------ Data excerpts ------
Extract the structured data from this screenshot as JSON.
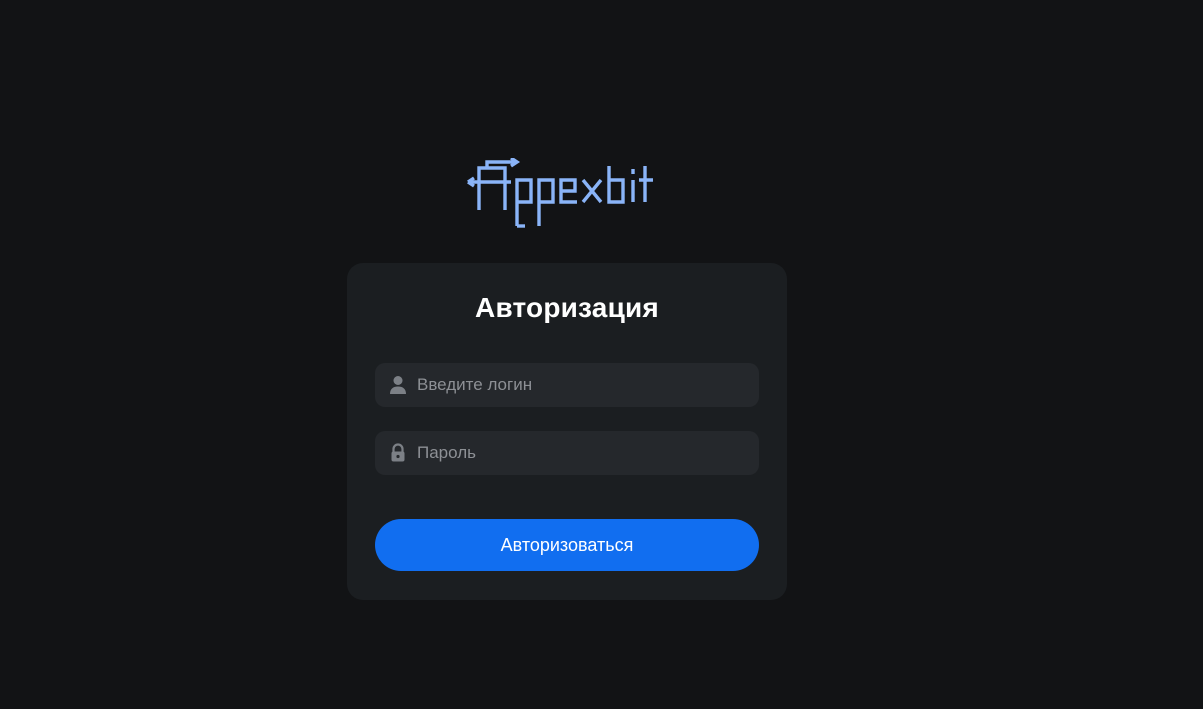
{
  "brand": {
    "logo_text": "Appexbit",
    "logo_color": "#8ab4f8"
  },
  "auth": {
    "title": "Авторизация",
    "login_placeholder": "Введите логин",
    "login_value": "",
    "password_placeholder": "Пароль",
    "password_value": "",
    "submit_label": "Авторизоваться"
  },
  "icons": {
    "login": "user-icon",
    "password": "lock-icon"
  },
  "colors": {
    "background": "#121315",
    "card": "#1b1e21",
    "field": "#25282c",
    "accent": "#116ef0",
    "placeholder": "#8d9095"
  }
}
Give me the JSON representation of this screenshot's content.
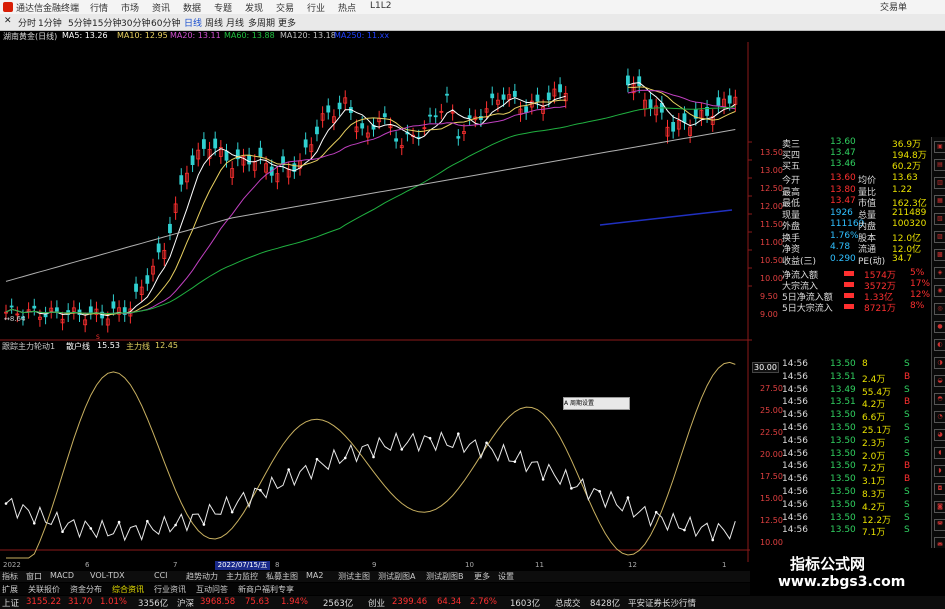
{
  "window": {
    "title": "通达信金融终端",
    "right_label": "交易单"
  },
  "menu": {
    "items": [
      "分时",
      "1分钟",
      "5分钟",
      "15分钟",
      "30分钟",
      "60分钟",
      "日线",
      "周线",
      "月线",
      "多周期",
      "更多"
    ],
    "top_items": [
      "行情",
      "市场",
      "资讯",
      "数据",
      "专题",
      "发现",
      "交易",
      "行业",
      "热点",
      "L1L2"
    ]
  },
  "stock_header": {
    "name": "湖南黄金(日线)",
    "ma5": "MA5: 13.26",
    "ma10": "MA10: 12.95",
    "ma20": "MA20: 13.11",
    "ma60": "MA60: 13.88",
    "ma120": "MA120: 13.18",
    "ma250": "MA250: 11.xx"
  },
  "main_chart": {
    "price_axis": [
      "13.50",
      "13.00",
      "12.50",
      "12.00",
      "11.50",
      "11.00",
      "10.50",
      "10.00",
      "9.50",
      "9.00"
    ],
    "low_label": "8.64",
    "low_marker": "S"
  },
  "indicator": {
    "name": "跟踪主力轮动1",
    "line1_label": "散户线",
    "line1_value": "15.53",
    "line2_label": "主力线",
    "line2_value": "12.45",
    "axis": [
      "30.00",
      "27.50",
      "25.00",
      "22.50",
      "20.00",
      "17.50",
      "15.00",
      "12.50",
      "10.00"
    ],
    "popup": "A 周期设置"
  },
  "x_axis": {
    "labels": [
      "2022",
      "6",
      "7",
      "8",
      "9",
      "10",
      "11",
      "12",
      "1"
    ],
    "selected_date": "2022/07/15/五"
  },
  "quote_panel": {
    "top": [
      {
        "label": "卖三",
        "value": "13.60",
        "vol": "36.9万"
      },
      {
        "label": "买四",
        "value": "13.47",
        "vol": "194.8万"
      },
      {
        "label": "买五",
        "value": "13.46",
        "vol": "60.2万"
      }
    ],
    "stats": [
      {
        "l1": "今开",
        "v1": "13.60",
        "l2": "均价",
        "v2": "13.63"
      },
      {
        "l1": "最高",
        "v1": "13.80",
        "l2": "量比",
        "v2": "1.22"
      },
      {
        "l1": "最低",
        "v1": "13.47",
        "l2": "市值",
        "v2": "162.3亿"
      },
      {
        "l1": "现量",
        "v1": "1926",
        "l2": "总量",
        "v2": "211489"
      },
      {
        "l1": "外盘",
        "v1": "111169",
        "l2": "内盘",
        "v2": "100320"
      },
      {
        "l1": "换手",
        "v1": "1.76%",
        "l2": "股本",
        "v2": "12.0亿"
      },
      {
        "l1": "净资",
        "v1": "4.78",
        "l2": "流通",
        "v2": "12.0亿"
      },
      {
        "l1": "收益(三)",
        "v1": "0.290",
        "l2": "PE(动)",
        "v2": "34.7"
      }
    ],
    "flows": [
      {
        "label": "净流入额",
        "value": "1574万",
        "pct": "5%"
      },
      {
        "label": "大宗流入",
        "value": "3572万",
        "pct": "17%"
      },
      {
        "label": "5日净流入额",
        "value": "1.33亿",
        "pct": "12%"
      },
      {
        "label": "5日大宗流入",
        "value": "8721万",
        "pct": "8%"
      }
    ],
    "ticks": [
      {
        "t": "14:56",
        "p": "13.50",
        "v": "8",
        "bs": "S"
      },
      {
        "t": "14:56",
        "p": "13.51",
        "v": "2.4万",
        "bs": "B"
      },
      {
        "t": "14:56",
        "p": "13.49",
        "v": "55.4万",
        "bs": "S"
      },
      {
        "t": "14:56",
        "p": "13.51",
        "v": "4.2万",
        "bs": "B"
      },
      {
        "t": "14:56",
        "p": "13.50",
        "v": "6.6万",
        "bs": "S"
      },
      {
        "t": "14:56",
        "p": "13.50",
        "v": "25.1万",
        "bs": "S"
      },
      {
        "t": "14:56",
        "p": "13.50",
        "v": "2.3万",
        "bs": "S"
      },
      {
        "t": "14:56",
        "p": "13.50",
        "v": "2.0万",
        "bs": "S"
      },
      {
        "t": "14:56",
        "p": "13.50",
        "v": "7.2万",
        "bs": "B"
      },
      {
        "t": "14:56",
        "p": "13.50",
        "v": "3.1万",
        "bs": "B"
      },
      {
        "t": "14:56",
        "p": "13.50",
        "v": "8.3万",
        "bs": "S"
      },
      {
        "t": "14:56",
        "p": "13.50",
        "v": "4.2万",
        "bs": "S"
      },
      {
        "t": "14:56",
        "p": "13.50",
        "v": "12.2万",
        "bs": "S"
      },
      {
        "t": "14:56",
        "p": "13.50",
        "v": "7.1万",
        "bs": "S"
      }
    ]
  },
  "bottom_tabs": [
    "指标",
    "窗口",
    "MACD",
    "VOL-TDX",
    "CCI",
    "趋势动力",
    "主力监控",
    "私募主图",
    "MA2",
    "测试主图",
    "测试副图A",
    "测试副图B",
    "更多",
    "设置"
  ],
  "sub_tabs": [
    "扩展",
    "关联报价",
    "资金分布",
    "综合资讯",
    "行业资讯",
    "互动问答",
    "新商户福利专享"
  ],
  "status": {
    "sh_label": "上证",
    "sh_val": "3155.22",
    "sh_chg": "31.70",
    "sh_pct": "1.01%",
    "sh_amt": "3356亿",
    "sz_label": "沪深",
    "sz_val": "3968.58",
    "sz_chg": "75.63",
    "sz_pct": "1.94%",
    "sz_amt": "2563亿",
    "cy_label": "创业",
    "cy_val": "2399.46",
    "cy_chg": "64.34",
    "cy_pct": "2.76%",
    "cy_amt": "1603亿",
    "total_label": "总成交",
    "total_amt": "8428亿",
    "broker": "平安证券长沙行情"
  },
  "watermark": {
    "line1": "指标公式网",
    "line2": "www.zbgs3.com"
  },
  "colors": {
    "up": "#ff3030",
    "down": "#30d0d0",
    "yellow": "#e0e000",
    "ma_white": "#ffffff",
    "ma_yellow": "#e8d060",
    "ma_purple": "#c040c0",
    "ma_green": "#20b040",
    "ma_gray": "#c0c0c0",
    "indicator_gold": "#c8b060"
  }
}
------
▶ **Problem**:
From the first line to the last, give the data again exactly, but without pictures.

▶ **Solution for this exercise**:
Extract the structured data from this screenshot as JSON.
{
  "brand": {
    "logo_text": "Appexbit",
    "logo_color": "#8ab4f8"
  },
  "auth": {
    "title": "Авторизация",
    "login_placeholder": "Введите логин",
    "login_value": "",
    "password_placeholder": "Пароль",
    "password_value": "",
    "submit_label": "Авторизоваться"
  },
  "icons": {
    "login": "user-icon",
    "password": "lock-icon"
  },
  "colors": {
    "background": "#121315",
    "card": "#1b1e21",
    "field": "#25282c",
    "accent": "#116ef0",
    "placeholder": "#8d9095"
  }
}
Give me the JSON representation of this screenshot's content.
{
  "window": {
    "title": "通达信金融终端",
    "right_label": "交易单"
  },
  "menu": {
    "items": [
      "分时",
      "1分钟",
      "5分钟",
      "15分钟",
      "30分钟",
      "60分钟",
      "日线",
      "周线",
      "月线",
      "多周期",
      "更多"
    ],
    "top_items": [
      "行情",
      "市场",
      "资讯",
      "数据",
      "专题",
      "发现",
      "交易",
      "行业",
      "热点",
      "L1L2"
    ]
  },
  "stock_header": {
    "name": "湖南黄金(日线)",
    "ma5": "MA5: 13.26",
    "ma10": "MA10: 12.95",
    "ma20": "MA20: 13.11",
    "ma60": "MA60: 13.88",
    "ma120": "MA120: 13.18",
    "ma250": "MA250: 11.xx"
  },
  "main_chart": {
    "price_axis": [
      "13.50",
      "13.00",
      "12.50",
      "12.00",
      "11.50",
      "11.00",
      "10.50",
      "10.00",
      "9.50",
      "9.00"
    ],
    "low_label": "8.64",
    "low_marker": "S"
  },
  "indicator": {
    "name": "跟踪主力轮动1",
    "line1_label": "散户线",
    "line1_value": "15.53",
    "line2_label": "主力线",
    "line2_value": "12.45",
    "axis": [
      "30.00",
      "27.50",
      "25.00",
      "22.50",
      "20.00",
      "17.50",
      "15.00",
      "12.50",
      "10.00"
    ],
    "popup": "A 周期设置"
  },
  "x_axis": {
    "labels": [
      "2022",
      "6",
      "7",
      "8",
      "9",
      "10",
      "11",
      "12",
      "1"
    ],
    "selected_date": "2022/07/15/五"
  },
  "quote_panel": {
    "top": [
      {
        "label": "卖三",
        "value": "13.60",
        "vol": "36.9万"
      },
      {
        "label": "买四",
        "value": "13.47",
        "vol": "194.8万"
      },
      {
        "label": "买五",
        "value": "13.46",
        "vol": "60.2万"
      }
    ],
    "stats": [
      {
        "l1": "今开",
        "v1": "13.60",
        "l2": "均价",
        "v2": "13.63"
      },
      {
        "l1": "最高",
        "v1": "13.80",
        "l2": "量比",
        "v2": "1.22"
      },
      {
        "l1": "最低",
        "v1": "13.47",
        "l2": "市值",
        "v2": "162.3亿"
      },
      {
        "l1": "现量",
        "v1": "1926",
        "l2": "总量",
        "v2": "211489"
      },
      {
        "l1": "外盘",
        "v1": "111169",
        "l2": "内盘",
        "v2": "100320"
      },
      {
        "l1": "换手",
        "v1": "1.76%",
        "l2": "股本",
        "v2": "12.0亿"
      },
      {
        "l1": "净资",
        "v1": "4.78",
        "l2": "流通",
        "v2": "12.0亿"
      },
      {
        "l1": "收益(三)",
        "v1": "0.290",
        "l2": "PE(动)",
        "v2": "34.7"
      }
    ],
    "flows": [
      {
        "label": "净流入额",
        "value": "1574万",
        "pct": "5%"
      },
      {
        "label": "大宗流入",
        "value": "3572万",
        "pct": "17%"
      },
      {
        "label": "5日净流入额",
        "value": "1.33亿",
        "pct": "12%"
      },
      {
        "label": "5日大宗流入",
        "value": "8721万",
        "pct": "8%"
      }
    ],
    "ticks": [
      {
        "t": "14:56",
        "p": "13.50",
        "v": "8",
        "bs": "S"
      },
      {
        "t": "14:56",
        "p": "13.51",
        "v": "2.4万",
        "bs": "B"
      },
      {
        "t": "14:56",
        "p": "13.49",
        "v": "55.4万",
        "bs": "S"
      },
      {
        "t": "14:56",
        "p": "13.51",
        "v": "4.2万",
        "bs": "B"
      },
      {
        "t": "14:56",
        "p": "13.50",
        "v": "6.6万",
        "bs": "S"
      },
      {
        "t": "14:56",
        "p": "13.50",
        "v": "25.1万",
        "bs": "S"
      },
      {
        "t": "14:56",
        "p": "13.50",
        "v": "2.3万",
        "bs": "S"
      },
      {
        "t": "14:56",
        "p": "13.50",
        "v": "2.0万",
        "bs": "S"
      },
      {
        "t": "14:56",
        "p": "13.50",
        "v": "7.2万",
        "bs": "B"
      },
      {
        "t": "14:56",
        "p": "13.50",
        "v": "3.1万",
        "bs": "B"
      },
      {
        "t": "14:56",
        "p": "13.50",
        "v": "8.3万",
        "bs": "S"
      },
      {
        "t": "14:56",
        "p": "13.50",
        "v": "4.2万",
        "bs": "S"
      },
      {
        "t": "14:56",
        "p": "13.50",
        "v": "12.2万",
        "bs": "S"
      },
      {
        "t": "14:56",
        "p": "13.50",
        "v": "7.1万",
        "bs": "S"
      }
    ]
  },
  "bottom_tabs": [
    "指标",
    "窗口",
    "MACD",
    "VOL-TDX",
    "CCI",
    "趋势动力",
    "主力监控",
    "私募主图",
    "MA2",
    "测试主图",
    "测试副图A",
    "测试副图B",
    "更多",
    "设置"
  ],
  "sub_tabs": [
    "扩展",
    "关联报价",
    "资金分布",
    "综合资讯",
    "行业资讯",
    "互动问答",
    "新商户福利专享"
  ],
  "status": {
    "sh_label": "上证",
    "sh_val": "3155.22",
    "sh_chg": "31.70",
    "sh_pct": "1.01%",
    "sh_amt": "3356亿",
    "sz_label": "沪深",
    "sz_val": "3968.58",
    "sz_chg": "75.63",
    "sz_pct": "1.94%",
    "sz_amt": "2563亿",
    "cy_label": "创业",
    "cy_val": "2399.46",
    "cy_chg": "64.34",
    "cy_pct": "2.76%",
    "cy_amt": "1603亿",
    "total_label": "总成交",
    "total_amt": "8428亿",
    "broker": "平安证券长沙行情"
  },
  "watermark": {
    "line1": "指标公式网",
    "line2": "www.zbgs3.com"
  },
  "colors": {
    "up": "#ff3030",
    "down": "#30d0d0",
    "yellow": "#e0e000",
    "ma_white": "#ffffff",
    "ma_yellow": "#e8d060",
    "ma_purple": "#c040c0",
    "ma_green": "#20b040",
    "ma_gray": "#c0c0c0",
    "indicator_gold": "#c8b060"
  }
}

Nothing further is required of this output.